Rotorua and Tauranga are likely to battle it out for Jetstar flights as Western Bay business leaders do not believe the airline carrier would consider basing itself in two neighbouring cities in the same region.
Jetstar had identified eight potential cities including Tauranga, Rotorua, Napier, Hamilton, New Plymouth, Palmerston North, Nelson and Invercargill - which could lead to ticket prices dropping 40 per cent and the creation of at least 100 new jobs for pilots, cabin crew, and ground crew, a company spokesman said.
It would announce four regional destinations by the time it began its commercial launch in early September with the first flights expected in December but was remaining tight-lipped about any preferences despite a whirlwind visit to all of the contenders.
Tauranga deputy mayor Kelvin Clout said he did not expect both Tauranga and Rotorua to be selected, "I would suspect they will choose one because of how close we are to each other."
Its business case, which was prepared by Tauranga City Council, Priority One and Tourism Bay of Plenty had been sent to meet yesterday's deadline and he believed it was a strong economic proposal.
Although Tauranga Airport was not international, its landing fees were "very competitive compared to other airports around New Zealand and we are considered very cost effective", which meant it would not be ratepayer funded, he said.
Tourism Bay of Plenty head of marketing and communications Kristin Dunne said the business case for Jetstar in Tauranga was compelling. It had strength in domestic tourism and had a developing international tourism market and Jetstar's entry would help with Asian and Australian links, she said.
However, Rotorua had a more established international tourism market, which was why they would want the Queenstown link, she said. Its conference market would also be appealing to Jetstar.
Rotorua Mayor Steve Chadwick told the Rotorua Daily Post yesterday its business case was led by Rotorua Airport, working alongside Rotorua Lakes Council, Destination Rotorua and Grow Rotorua, with input from other stakeholders such as the Chamber of Commerce, and various business and industry sectors.

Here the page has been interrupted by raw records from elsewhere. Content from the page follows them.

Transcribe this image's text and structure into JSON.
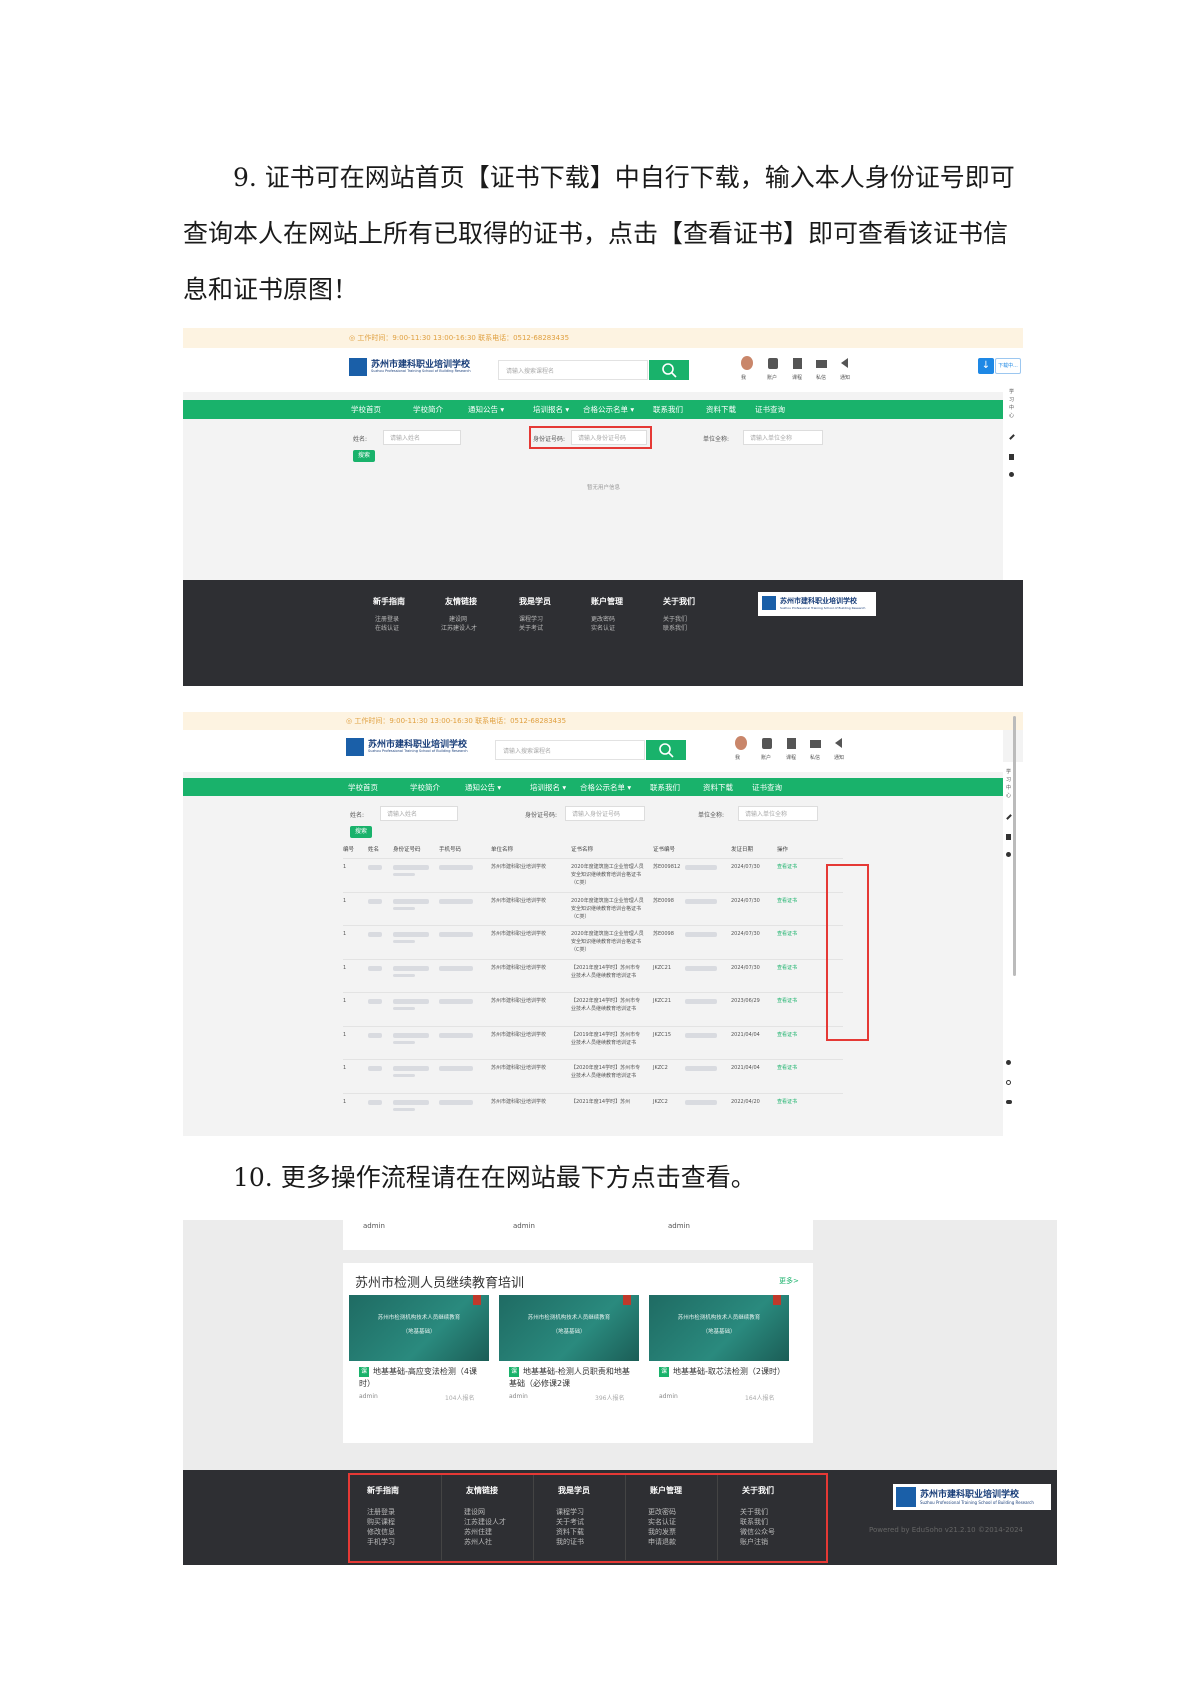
{
  "intro": {
    "p9": "9. 证书可在网站首页【证书下载】中自行下载，输入本人身份证号即可查询本人在网站上所有已取得的证书，点击【查看证书】即可查看该证书信息和证书原图！",
    "p10": "10. 更多操作流程请在在网站最下方点击查看。"
  },
  "site": {
    "topbar": "◎ 工作时间：9:00-11:30 13:00-16:30 联系电话：0512-68283435",
    "school_name": "苏州市建科职业培训学校",
    "school_en": "Suzhou Professional Training School of Building Research",
    "search_placeholder": "请输入搜索课程名",
    "user_icons": [
      "我",
      "账户",
      "课程",
      "私信",
      "通知"
    ],
    "download_btn": "下载中...",
    "nav": [
      "学校首页",
      "学校简介",
      "通知公告 ▾",
      "培训报名 ▾",
      "合格公示名单 ▾",
      "联系我们",
      "资料下载",
      "证书查询"
    ],
    "form": {
      "name_label": "姓名:",
      "name_ph": "请输入姓名",
      "id_label": "身份证号码:",
      "id_ph": "请输入身份证号码",
      "unit_label": "单位全称:",
      "unit_ph": "请输入单位全称",
      "query_btn": "搜索"
    },
    "empty": "暂无用户信息",
    "side_tools": [
      "学",
      "习",
      "中",
      "心"
    ]
  },
  "footer1": {
    "columns": [
      {
        "title": "新手指南",
        "links": [
          "注册登录",
          "在线认证"
        ]
      },
      {
        "title": "友情链接",
        "links": [
          "建设网",
          "江苏建设人才"
        ]
      },
      {
        "title": "我是学员",
        "links": [
          "课程学习",
          "关于考试"
        ]
      },
      {
        "title": "账户管理",
        "links": [
          "更改密码",
          "实名认证"
        ]
      },
      {
        "title": "关于我们",
        "links": [
          "关于我们",
          "联系我们"
        ]
      }
    ]
  },
  "table": {
    "headers": [
      "编号",
      "姓名",
      "身份证号码",
      "手机号码",
      "单位名称",
      "证书名称",
      "证书编号",
      "发证日期",
      "操作"
    ],
    "rows": [
      {
        "no": "1",
        "unit": "苏州市建科职业培训学校",
        "cert": "2020年度建筑施工企业管理人员安全知识继续教育培训合格证书（C类）",
        "code": "苏E009812",
        "date": "2024/07/30",
        "op": "查看证书"
      },
      {
        "no": "1",
        "unit": "苏州市建科职业培训学校",
        "cert": "2020年度建筑施工企业管理人员安全知识继续教育培训合格证书（C类）",
        "code": "苏E0098",
        "date": "2024/07/30",
        "op": "查看证书"
      },
      {
        "no": "1",
        "unit": "苏州市建科职业培训学校",
        "cert": "2020年度建筑施工企业管理人员安全知识继续教育培训合格证书（C类）",
        "code": "苏E0098",
        "date": "2024/07/30",
        "op": "查看证书"
      },
      {
        "no": "1",
        "unit": "苏州市建科职业培训学校",
        "cert": "【2021年度14学时】苏州市专业技术人员继续教育培训证书",
        "code": "JKZC21",
        "date": "2024/07/30",
        "op": "查看证书"
      },
      {
        "no": "1",
        "unit": "苏州市建科职业培训学校",
        "cert": "【2022年度14学时】苏州市专业技术人员继续教育培训证书",
        "code": "JKZC21",
        "date": "2023/06/29",
        "op": "查看证书"
      },
      {
        "no": "1",
        "unit": "苏州市建科职业培训学校",
        "cert": "【2019年度14学时】苏州市专业技术人员继续教育培训证书",
        "code": "JKZC15",
        "date": "2021/04/04",
        "op": "查看证书"
      },
      {
        "no": "1",
        "unit": "苏州市建科职业培训学校",
        "cert": "【2020年度14学时】苏州市专业技术人员继续教育培训证书",
        "code": "JKZC2",
        "date": "2021/04/04",
        "op": "查看证书"
      },
      {
        "no": "1",
        "unit": "苏州市建科职业培训学校",
        "cert": "【2021年度14学时】苏州",
        "code": "JKZC2",
        "date": "2022/04/20",
        "op": "查看证书"
      }
    ]
  },
  "section3": {
    "top_row": [
      "admin",
      "admin",
      "admin"
    ],
    "title": "苏州市检测人员继续教育培训",
    "more": "更多>",
    "thumb_text": [
      "苏州市检测机构技术人员继续教育",
      "（地基基础）"
    ],
    "courses": [
      {
        "tag": "课",
        "name": "地基基础-高应变法检测（4课时）",
        "author": "admin",
        "count": "104人报名"
      },
      {
        "tag": "课",
        "name": "地基基础-检测人员职责和地基基础（必修课2课",
        "author": "admin",
        "count": "396人报名"
      },
      {
        "tag": "课",
        "name": "地基基础-取芯法检测（2课时）",
        "author": "admin",
        "count": "164人报名"
      }
    ]
  },
  "footer2": {
    "columns": [
      {
        "title": "新手指南",
        "links": [
          "注册登录",
          "购买课程",
          "修改信息",
          "手机学习"
        ]
      },
      {
        "title": "友情链接",
        "links": [
          "建设网",
          "江苏建设人才",
          "苏州住建",
          "苏州人社"
        ]
      },
      {
        "title": "我是学员",
        "links": [
          "课程学习",
          "关于考试",
          "资料下载",
          "我的证书"
        ]
      },
      {
        "title": "账户管理",
        "links": [
          "更改密码",
          "实名认证",
          "我的发票",
          "申请退款"
        ]
      },
      {
        "title": "关于我们",
        "links": [
          "关于我们",
          "联系我们",
          "微信公众号",
          "账户注销"
        ]
      }
    ],
    "powered": "Powered by EduSoho v21.2.10 ©2014-2024"
  }
}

There were two key areas of focus for Rotorua the first was making sure the proposal would be commercially viable and sustainable in the long term.
"The second key area of focus is to attract air services that more effectively link us with the South Island - and Queenstown in particular. Rotorua has made it clear that this direct link is critical for tourism and economic development purposes."
Rotorua Airport chief executive Nicole Brewer said it could readily accommodate Jetstar or any airline - without any renovation or infrastructure changes.
Rotorua Chamber of Commerce chief executive Darrin Walsh said more flights would mean increased numbers of people, "and the more people that come the more money they spend".
Tauranga Mayor Stuart Crosby said he did not take part in any discussions or associations with Jetstar as he was also on the board of the Rotorua Airport.
"I have declared an interest in it ... and that is the right thing to do."
An Air New Zealand spokesman said both destinations were incredibly important and it had invested into Tauranga and Rotorua.
"In 2016, we will add almost 36,000 additional seats in and out of Tauranga, representing a further capacity increase of nearly 10 per cent," she said.
Meanwhile in Rotorua it would operate an additional 8000 seats to and from Rotorua, a 6 per cent increase for the 2016 financial year.